-systemic antisemitism (career that was closed or limited for Jews because of the “nationality” item, especially in the USSR period, but also at other times – the settlement zone and various economic and status restrictions for Jews);

It is difficult to get memories from under all this stack of traumas, the psyche blocks this area of ​​memory. If you have a feeling that the person is not telling or sharing something, try to hold several meetings in order to build contact and earn trust. Be calm if the conversation at the first meeting consists of socially accepted common phrases.

6. There is another blocker. The coolest plug for the flow of an individual story, which is not easy to extract, is called dominant narrative. The informant can simply reproduce clichés and socially accepted narratives and present ideological constructs as something that is important for you to hear.

The most popular and speculative “plug” in our topic is war, disaster, Holocaust, death, abuse, mass torture. There is a stereotype that if you want people to listen to you and give you their attention, then you need to talk about pain and horror. The ordinary is not interesting to anyone.
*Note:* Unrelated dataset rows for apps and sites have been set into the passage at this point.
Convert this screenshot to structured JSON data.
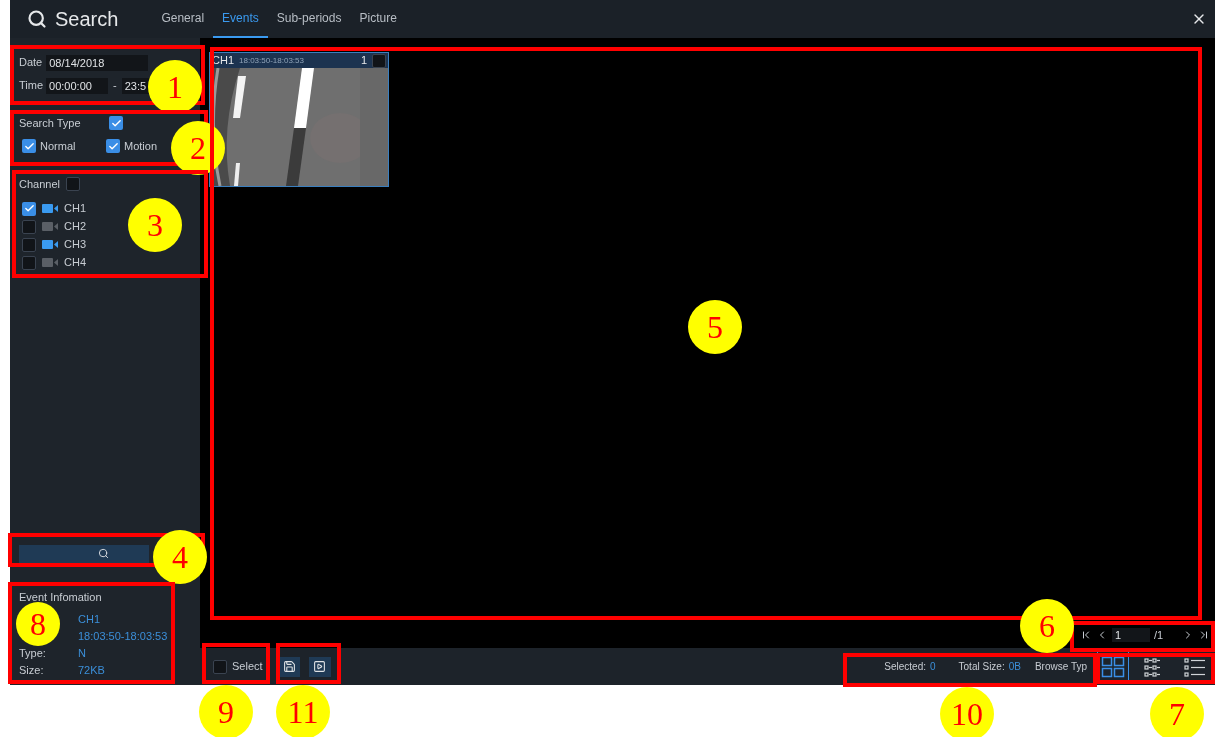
{
  "header": {
    "title": "Search",
    "tabs": [
      {
        "label": "General",
        "selected": false
      },
      {
        "label": "Events",
        "selected": true
      },
      {
        "label": "Sub-periods",
        "selected": false
      },
      {
        "label": "Picture",
        "selected": false
      }
    ]
  },
  "filters": {
    "date": {
      "label": "Date",
      "value": "08/14/2018"
    },
    "time": {
      "label": "Time",
      "start": "00:00:00",
      "separator": "-",
      "end": "23:5"
    },
    "search_type": {
      "label": "Search Type",
      "checked": true,
      "options": [
        {
          "label": "Normal",
          "checked": true
        },
        {
          "label": "Motion",
          "checked": true
        }
      ]
    },
    "channel": {
      "label": "Channel",
      "checked": false,
      "items": [
        {
          "label": "CH1",
          "checked": true,
          "online": true
        },
        {
          "label": "CH2",
          "checked": false,
          "online": false
        },
        {
          "label": "CH3",
          "checked": false,
          "online": true
        },
        {
          "label": "CH4",
          "checked": false,
          "online": false
        }
      ]
    }
  },
  "event_info": {
    "title": "Event Infomation",
    "rows": [
      {
        "value": "CH1"
      },
      {
        "value": "18:03:50-18:03:53"
      },
      {
        "label": "Type:",
        "value": "N"
      },
      {
        "label": "Size:",
        "value": "72KB"
      }
    ]
  },
  "results": [
    {
      "channel": "CH1",
      "period": "18:03:50-18:03:53",
      "index": "1",
      "checked": false
    }
  ],
  "pagination": {
    "page": "1",
    "total": "/1"
  },
  "bottom_bar": {
    "select": {
      "label": "Select",
      "checked": false
    },
    "selected": {
      "label": "Selected:",
      "value": "0"
    },
    "total_size": {
      "label": "Total Size:",
      "value": "0B"
    },
    "browse_type": {
      "label": "Browse Typ"
    },
    "views": [
      {
        "kind": "grid",
        "selected": true
      },
      {
        "kind": "thumbnails",
        "selected": false
      },
      {
        "kind": "list",
        "selected": false
      }
    ]
  },
  "callouts": [
    {
      "number": "1"
    },
    {
      "number": "2"
    },
    {
      "number": "3"
    },
    {
      "number": "5"
    },
    {
      "number": "4"
    },
    {
      "number": "8"
    },
    {
      "number": "6"
    },
    {
      "number": "9"
    },
    {
      "number": "11"
    },
    {
      "number": "10"
    },
    {
      "number": "7"
    }
  ]
}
Not a bit of it! However, it depends on your interest whether the person will be able to switch over and become just as interested in their (or their great-grandmother’s) routine as you are.

But there are similar “plugs” on theinterviewers’ side. For example, “the names of traditional dances”. From the books of academic researchers you know that Eastern European Jews danced a sher, khosidl, and redl. And that in Ukraine freilekhs was called freilekhs, and in Belarus it was called redl. And, yes, it is important for an academic ethnographer to record a sample, its name, place of recording and the informant’s data. But you block yourself and your informants with this knowledge. Because for autoethnography, it is important not to hang a tag with initial data on an object and determine the “distribution area and prerequisites for its emergence”, but to find out why, how, what it is about, what emotions it is about, why it touches you and them (or not) and what you can do with all this.

So yes. Block the blockers.

7. Remember that next to you there is a huge cosmic abyss in which you can drown. This point is about your own psycho-emotional safety, about “not to go astray”. Any question you ask can raise disturbing and painful memories from the bottom of the underworld (crossed out). Both the informant’s and yours.  Informants can get stuck in some pieces of the past, cry, drag you along. Do not be intimidated by the expression of emotions – this is energy that needs to be given time to come out. Do not try to ease their ruefulness; it is beyond your power. You just need to be near, to verbally confirm that you see how hard it is for them, and they have the right to all their emotions, you sympathize with this difficult burden that they were carrying in themselves. Just ask what you can do now – bring water, open a window, hold their hand, sit next to them and be silent.   

8. Leave correctly. You can cross the line of intimacy with the informant and give a signal you want to continue the communication. Therefore, it is better to warn in advance how long you plan to stay in this place, what you plan to do with their story, whether you will share the results and in what form.

References to the literature about the autoethnography method.

*Carolyn Ellis, Tony E. Adams & Arthur P. Bochner “Autoethnography: An Overview”

*Sara Wall “An Autoethnography on Learning About Autoethnography”

*Kathy Roulston What is Autoethnography? 


Lena Minchenia

Natallia Holava

Shtetlfest authors

© Shtetlfest/2022/